  2. Cruise Phase: During this phase, vegetables are reintroduced (except starchy ones like potatoes or corn), alternating with pure protein days. This phase continues until you reach your desired weight.
  3. Consolidation Phase: This phase is designed to prevent rebound weight gain. You can gradually reintroduce previously forbidden foods like cheese, bread, and fruit, plus “celebration meals” twice a week.
  4. Stabilization Phase: This is the maintenance phase, where you can eat whatever you want provided you stick to one pure protein day per week and continue with the oat bran.

Benefits of the Dukan Diet

  1. Rapid Weight Loss: The initial phase of the diet can lead to quick weight loss, which may motivate individuals to stick with the diet.
  2. Structure and Discipline: The diet’s well-defined stages provide clear guidelines on what to eat and when, which can be helpful for individuals who need a structured plan.
  3. High in Protein: A diet high in protein can help promote feelings of fullness, reducing overall calorie intake.

Drawbacks of the Dukan Diet

  1. Nutrient Deficiencies: By restricting food groups, especially in the Attack and Cruise phases, the diet may lead to deficiencies in nutrients such as vitamins, minerals, and fiber.
  2. High in Saturated Fat: As the diet encourages the consumption of meats, there’s a risk of consuming too much saturated fat, which could increase the risk of heart disease.
  3. Difficulty to Follow: The strict rules and limited food choices may make this diet challenging to adhere to long-term.

Scientific Evidence

Research on the Dukan Diet is limited. A 2014 review published in the American Journal of Clinical Nutrition found that while high-protein, low-carb diets could result in weight loss, they also might increase the risk of some health problems, like heart disease.

Additionally, a 2010 study published in the Annals of Internal Medicine showed that while people on high-protein diets might lose more weight initially, they don’t necessarily keep it off in the long run.

Final Thoughts

Like any diet, the Dukan Diet may work for some people but not for others. It’s a highly structured plan that promotes rapid weight loss through high protein, low carb eating. However, due to the diet’s restrictive nature, it may be challenging to maintain long-term and could lead to nutritional deficiencies or other health issues.

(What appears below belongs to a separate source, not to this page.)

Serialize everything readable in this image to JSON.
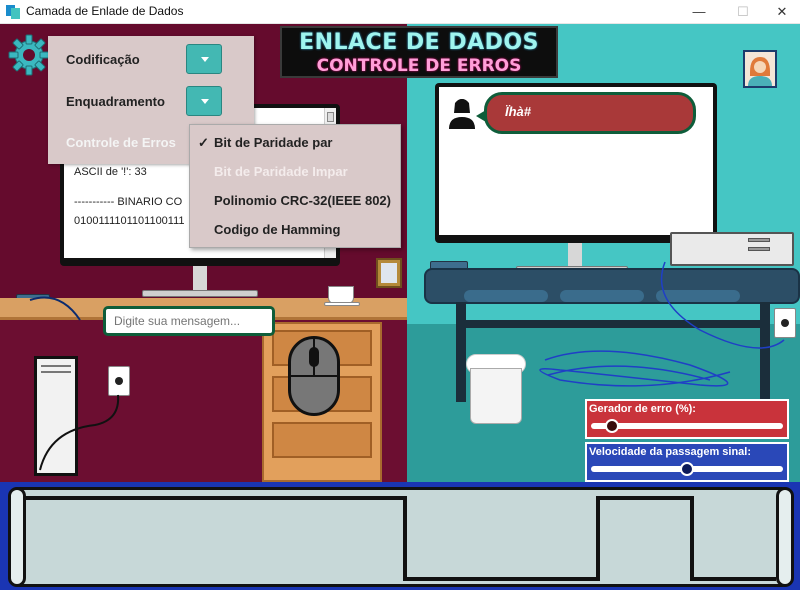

It’s always recommended to consult with a healthcare professional before starting any diet plan, to ensure that it’s suitable for your specific health needs and lifestyle. A balanced diet, combining various food groups with physical activity, is usually the most sustainable way to maintain a healthy weight and overall health.

While the Dukan Diet can provide quick results, it’s important to consider the potential impacts on long-term health and whether this is the most suitable approach to weight loss for you. A diet plan’s success ultimately lies in its sustainability and its ability to be integrated into an individual’s lifestyle without causing harm.